In this guide, we will cover how to change the PostgreSQL log format on a CentOS 6.2 system.
PostgreSQL allows you to customize the log format to suit your needs and preferences, making it easier to analyze and manage the logs.
We will go through the steps to modify the log format by updating the PostgreSQL configuration file.
The desired outcome is to have a customized PostgreSQL log format that meets your requirements on CentOS 6.2.
Step 1: Locate the PostgreSQL configuration file
First, you need to locate the postgresql.conf file, which contains the configuration settings for the PostgreSQL database. It is usually located in the “data” directory of your PostgreSQL installation. You can use the “find” command to search for the file:
find / -name postgresql.conf 2>/dev/null
Take note of the file’s location for future reference.
Step 2: Edit the PostgreSQL configuration file
Open the postgresql.conf file with a text editor of your choice, such as “vi” or “nano”. Replace “/path/to/postgresql.conf” with the actual path you found in Step 1:
sudo nano /path/to/postgresql.conf
Step 3: Update the log_line_prefix setting
In the postgresql.conf file, locate the “log_line_prefix” setting. This setting defines the format of the log lines. Uncomment the line by removing the “#” symbol at the beginning of the line, and update the log format according to your preferences. Below is an example of a custom log format:
log_line_prefix = '[%t] [%p] [%l] %u@%d '
In this example, the log format includes a timestamp (%t), process ID (%p), log line number (%l), user (%u), and database name (%d).
Step 4: Save the changes and exit the editor
Save the changes made to the postgresql.conf file and exit the text editor. If you are using “nano,” press “Ctrl + X,” followed by “Y” and “Enter” to save and exit. If you are using “vi,” press “Esc,” followed by “:wq” and “Enter.”
Step 5: Restart the PostgreSQL service
Restart the PostgreSQL service to apply the changes made to the log format:
sudo service postgresql restart
Stopping postgresql service: [ OK ] Starting postgresql service: [ OK ]
The new log format should now be in effect.
Commands and Their Functions:
- find – Searches for files and directories in a directory hierarchy based on different criteria.
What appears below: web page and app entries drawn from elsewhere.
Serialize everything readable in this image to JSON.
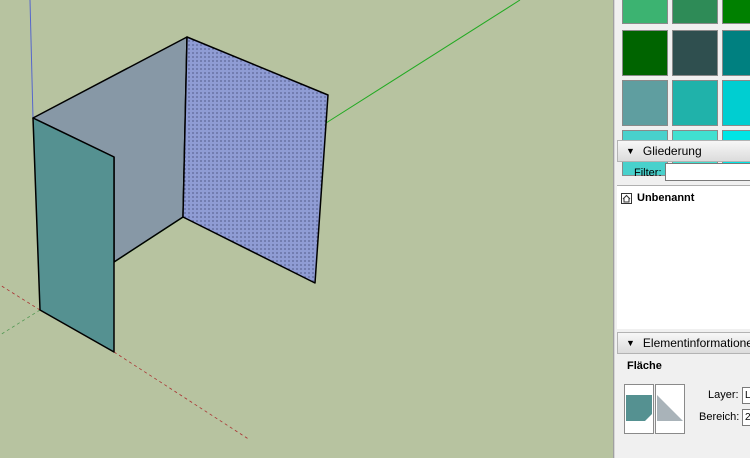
{
  "palette": {
    "colors": [
      "#3cb371",
      "#2e8b57",
      "#008000",
      "#006400",
      "#2f4f4f",
      "#008080",
      "#5f9ea0",
      "#20b2aa",
      "#00ced1",
      "#48d1cc",
      "#40e0d0",
      "#00e5e5"
    ]
  },
  "outliner": {
    "header": "Gliederung",
    "filter_label": "Filter:",
    "filter_value": "",
    "model_name": "Unbenannt"
  },
  "entity_info": {
    "header": "Elementinformationen",
    "type_label": "Fläche",
    "layer_label": "Layer:",
    "layer_value": "L",
    "area_label": "Bereich:",
    "area_value": "2"
  },
  "scene": {
    "background": "#b7c3a0",
    "wall_front_color": "#559191",
    "wall_back_color": "#8798a6",
    "wall_right_color": "#8f9cd4",
    "axis_red": "#cc2222",
    "axis_green": "#22aa22",
    "axis_blue": "#5566cc"
  }
}
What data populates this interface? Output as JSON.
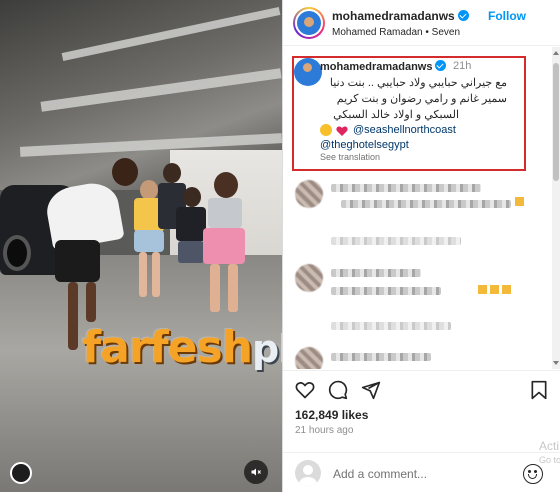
{
  "watermark": {
    "main": "farfesh",
    "suffix": "plus.com"
  },
  "post": {
    "username": "mohamedramadanws",
    "follow_label": "Follow",
    "subtitle": "Mohamed Ramadan • Seven"
  },
  "caption": {
    "username": "mohamedramadanws",
    "time": "21h",
    "lines": [
      "مع جيراني حبايبي ولاد حبايبي .. بنت دنيا",
      "سمير غانم و رامي رضوان و بنت كريم",
      "السبكي و اولاد خالد السبكي"
    ],
    "tag1": "@seashellnorthcoast",
    "tag2": "@theghotelsegypt",
    "see_translation": "See translation"
  },
  "stats": {
    "likes": "162,849 likes",
    "time_ago": "21 hours ago"
  },
  "comment_box": {
    "placeholder": "Add a comment..."
  },
  "os_overlay": {
    "title": "Acti",
    "sub": "Go to"
  },
  "icons": [
    "heart-icon",
    "comment-icon",
    "share-icon",
    "bookmark-icon",
    "emoji-icon",
    "mute-icon",
    "verified-icon"
  ],
  "colors": {
    "link": "#0095f6",
    "highlight": "#d42c2c",
    "watermark": "#f4a326"
  }
}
- nano – A simple, user-friendly text editor for Unix-based systems.
- vi – A powerful, modal text editor available on Unix-based systems.
- sudo service postgresql restart – Restarts the PostgreSQL service to apply changes and configurations.
By following the steps outlined in this guide, you have successfully changed the PostgreSQL log format on your CentOS 6.2 system.
The customized log format should make it easier for you to analyze and manage your PostgreSQL logs, tailored to your specific needs and preferences.